Old Fort Parker is a reconstruction of the frontier fort built by members of the Parker family and other early settlers. On May 19, 1836, five of the fort's residents were killed and five taken captive by Comanche and Kiowa Indians. Nine year old Cynthia Ann Parker was among those taken captive. She would later become the mother of Comanche Chief Quanah Parker.
Fort Parker Memorial Park is located approximately two miles northwest of Groesbeck on FM 1245. Associated with the first group of Anglo settlers to present-day Limestone County and one of the most tragic events in the county’s history, Fort Parker Memorial Park is the oldest and most historic non-native burial site in the county. It began in 1836 with the mass burial of the five martyrs from the attack on Fort Parker.
Fort Parker State Park is located on Highway 14 between Groesbeck and Mexia and covers much of the site of Springfield, the first county seat. In the park is Springfield Cemetery, burial site of several early settlers. The Civilian Conservation Corps constructed all the recreational facilities in the late 1930s, and built a dam across the Navasota River in 1939, creating Fort Parker Lake.
The Confederate Reunion Grounds State Historic Site is the place where Confederate Civil War veterans and families reunited from 1889–1946. Today, it remains a gathering place for living history events and family reunions, and features an 1893 dance pavilion, Civil War-era cannon, and ruins of structures from the “Roaring ‘20s” and Mexia Oil Boom.

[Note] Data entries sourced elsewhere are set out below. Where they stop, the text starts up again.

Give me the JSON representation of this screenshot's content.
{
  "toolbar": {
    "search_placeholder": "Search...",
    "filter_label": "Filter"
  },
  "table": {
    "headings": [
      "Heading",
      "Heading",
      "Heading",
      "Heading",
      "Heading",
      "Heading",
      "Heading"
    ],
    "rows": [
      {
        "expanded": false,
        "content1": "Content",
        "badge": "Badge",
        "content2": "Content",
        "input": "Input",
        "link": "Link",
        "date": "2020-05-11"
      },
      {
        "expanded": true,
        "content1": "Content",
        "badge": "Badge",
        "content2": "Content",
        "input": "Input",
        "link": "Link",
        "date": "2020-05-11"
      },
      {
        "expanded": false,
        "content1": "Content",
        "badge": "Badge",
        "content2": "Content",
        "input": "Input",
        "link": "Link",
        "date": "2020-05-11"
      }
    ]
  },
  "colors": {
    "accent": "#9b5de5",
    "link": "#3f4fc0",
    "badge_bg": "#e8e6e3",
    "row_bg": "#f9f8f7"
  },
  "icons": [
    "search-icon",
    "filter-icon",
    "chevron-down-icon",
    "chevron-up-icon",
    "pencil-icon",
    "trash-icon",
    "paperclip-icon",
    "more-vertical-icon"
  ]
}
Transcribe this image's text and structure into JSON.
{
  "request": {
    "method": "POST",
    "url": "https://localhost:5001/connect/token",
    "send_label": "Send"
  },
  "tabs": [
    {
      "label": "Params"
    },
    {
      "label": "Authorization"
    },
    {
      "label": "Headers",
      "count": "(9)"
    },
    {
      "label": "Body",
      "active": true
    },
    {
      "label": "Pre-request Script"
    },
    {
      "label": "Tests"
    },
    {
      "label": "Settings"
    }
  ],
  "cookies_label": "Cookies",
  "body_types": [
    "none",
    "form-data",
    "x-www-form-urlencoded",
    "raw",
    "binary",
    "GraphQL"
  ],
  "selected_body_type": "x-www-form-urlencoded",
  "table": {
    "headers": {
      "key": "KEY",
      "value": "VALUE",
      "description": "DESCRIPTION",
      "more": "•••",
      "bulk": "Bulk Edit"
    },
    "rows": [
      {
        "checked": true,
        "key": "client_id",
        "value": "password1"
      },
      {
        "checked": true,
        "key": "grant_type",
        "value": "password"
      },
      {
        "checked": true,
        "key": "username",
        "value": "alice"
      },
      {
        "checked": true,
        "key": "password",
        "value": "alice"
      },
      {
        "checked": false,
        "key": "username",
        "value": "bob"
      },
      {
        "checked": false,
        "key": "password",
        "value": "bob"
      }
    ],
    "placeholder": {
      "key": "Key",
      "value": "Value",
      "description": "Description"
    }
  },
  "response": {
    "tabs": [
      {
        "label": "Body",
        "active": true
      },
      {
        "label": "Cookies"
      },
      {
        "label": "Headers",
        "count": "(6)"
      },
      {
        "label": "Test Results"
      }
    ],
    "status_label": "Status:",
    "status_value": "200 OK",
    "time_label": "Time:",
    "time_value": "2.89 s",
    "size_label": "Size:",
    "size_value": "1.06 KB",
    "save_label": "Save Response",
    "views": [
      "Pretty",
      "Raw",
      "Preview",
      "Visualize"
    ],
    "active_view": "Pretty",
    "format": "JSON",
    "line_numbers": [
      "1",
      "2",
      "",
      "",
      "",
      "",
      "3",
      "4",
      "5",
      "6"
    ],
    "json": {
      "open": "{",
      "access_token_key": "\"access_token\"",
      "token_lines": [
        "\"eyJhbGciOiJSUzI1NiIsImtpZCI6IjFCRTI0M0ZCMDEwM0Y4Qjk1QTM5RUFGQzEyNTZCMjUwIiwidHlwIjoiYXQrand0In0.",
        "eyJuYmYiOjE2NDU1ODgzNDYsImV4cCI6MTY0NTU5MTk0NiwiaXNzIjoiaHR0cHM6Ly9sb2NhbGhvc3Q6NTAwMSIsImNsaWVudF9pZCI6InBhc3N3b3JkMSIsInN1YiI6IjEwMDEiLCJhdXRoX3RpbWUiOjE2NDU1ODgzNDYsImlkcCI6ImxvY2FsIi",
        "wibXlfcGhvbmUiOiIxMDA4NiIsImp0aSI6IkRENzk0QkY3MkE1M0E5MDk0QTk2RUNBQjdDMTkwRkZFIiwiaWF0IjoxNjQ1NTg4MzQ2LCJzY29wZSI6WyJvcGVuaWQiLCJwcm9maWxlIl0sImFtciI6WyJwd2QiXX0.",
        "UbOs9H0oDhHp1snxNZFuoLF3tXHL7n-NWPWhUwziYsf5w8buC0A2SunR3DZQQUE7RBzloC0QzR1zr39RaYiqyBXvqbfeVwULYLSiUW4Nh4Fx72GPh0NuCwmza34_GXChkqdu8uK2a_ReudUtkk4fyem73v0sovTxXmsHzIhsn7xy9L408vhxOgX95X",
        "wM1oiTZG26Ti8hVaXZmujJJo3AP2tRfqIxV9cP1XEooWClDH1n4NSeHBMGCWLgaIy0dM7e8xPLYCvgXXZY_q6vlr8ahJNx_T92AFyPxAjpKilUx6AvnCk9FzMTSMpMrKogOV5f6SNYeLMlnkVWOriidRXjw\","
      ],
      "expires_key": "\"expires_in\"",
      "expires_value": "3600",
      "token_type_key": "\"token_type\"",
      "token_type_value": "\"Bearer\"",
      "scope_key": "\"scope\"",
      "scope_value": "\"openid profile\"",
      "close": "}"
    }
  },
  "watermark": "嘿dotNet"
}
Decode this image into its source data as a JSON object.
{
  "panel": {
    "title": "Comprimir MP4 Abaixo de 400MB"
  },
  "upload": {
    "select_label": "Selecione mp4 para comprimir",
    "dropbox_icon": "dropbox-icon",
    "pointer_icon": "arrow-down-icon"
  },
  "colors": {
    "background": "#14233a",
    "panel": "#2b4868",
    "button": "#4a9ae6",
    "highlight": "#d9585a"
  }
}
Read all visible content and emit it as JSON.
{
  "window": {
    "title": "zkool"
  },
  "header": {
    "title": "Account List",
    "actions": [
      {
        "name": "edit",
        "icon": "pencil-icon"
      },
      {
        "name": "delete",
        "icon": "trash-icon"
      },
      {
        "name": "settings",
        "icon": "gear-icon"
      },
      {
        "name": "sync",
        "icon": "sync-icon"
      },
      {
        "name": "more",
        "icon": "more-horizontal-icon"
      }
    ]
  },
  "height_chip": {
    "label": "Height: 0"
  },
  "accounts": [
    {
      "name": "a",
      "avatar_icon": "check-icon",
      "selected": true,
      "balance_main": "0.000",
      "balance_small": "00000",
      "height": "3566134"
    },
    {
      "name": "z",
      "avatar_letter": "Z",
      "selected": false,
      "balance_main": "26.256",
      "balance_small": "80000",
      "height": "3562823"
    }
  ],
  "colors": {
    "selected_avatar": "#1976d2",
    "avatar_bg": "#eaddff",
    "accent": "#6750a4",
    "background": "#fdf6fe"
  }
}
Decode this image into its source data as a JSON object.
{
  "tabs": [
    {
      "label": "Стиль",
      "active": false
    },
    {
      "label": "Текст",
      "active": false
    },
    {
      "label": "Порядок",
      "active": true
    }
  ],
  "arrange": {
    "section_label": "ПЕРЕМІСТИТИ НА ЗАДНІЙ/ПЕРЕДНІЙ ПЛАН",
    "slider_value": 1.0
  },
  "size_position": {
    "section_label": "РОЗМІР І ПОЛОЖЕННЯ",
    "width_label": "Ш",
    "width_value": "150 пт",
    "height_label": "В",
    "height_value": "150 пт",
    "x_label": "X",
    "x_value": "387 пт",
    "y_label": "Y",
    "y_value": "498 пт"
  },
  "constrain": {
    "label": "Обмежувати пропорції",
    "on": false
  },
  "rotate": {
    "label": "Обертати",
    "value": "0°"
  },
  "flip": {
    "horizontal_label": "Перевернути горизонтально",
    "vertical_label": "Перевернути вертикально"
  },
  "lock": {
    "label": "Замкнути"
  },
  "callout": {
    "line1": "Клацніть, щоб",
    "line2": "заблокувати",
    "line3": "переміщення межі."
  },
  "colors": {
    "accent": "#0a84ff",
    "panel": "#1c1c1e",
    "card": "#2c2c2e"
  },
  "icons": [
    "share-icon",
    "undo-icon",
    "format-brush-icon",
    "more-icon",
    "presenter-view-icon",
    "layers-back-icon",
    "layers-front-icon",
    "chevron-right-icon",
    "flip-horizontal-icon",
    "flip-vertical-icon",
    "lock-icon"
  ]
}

The Limestone County Historical Museum has many exhibits that document the county's history. On display are photographs and artifacts that provide information on Native Americans, early settlers, Fort Parker, communities, schools, the railroad, agriculture, military, the Mexia Oil Boom, and notable personalities.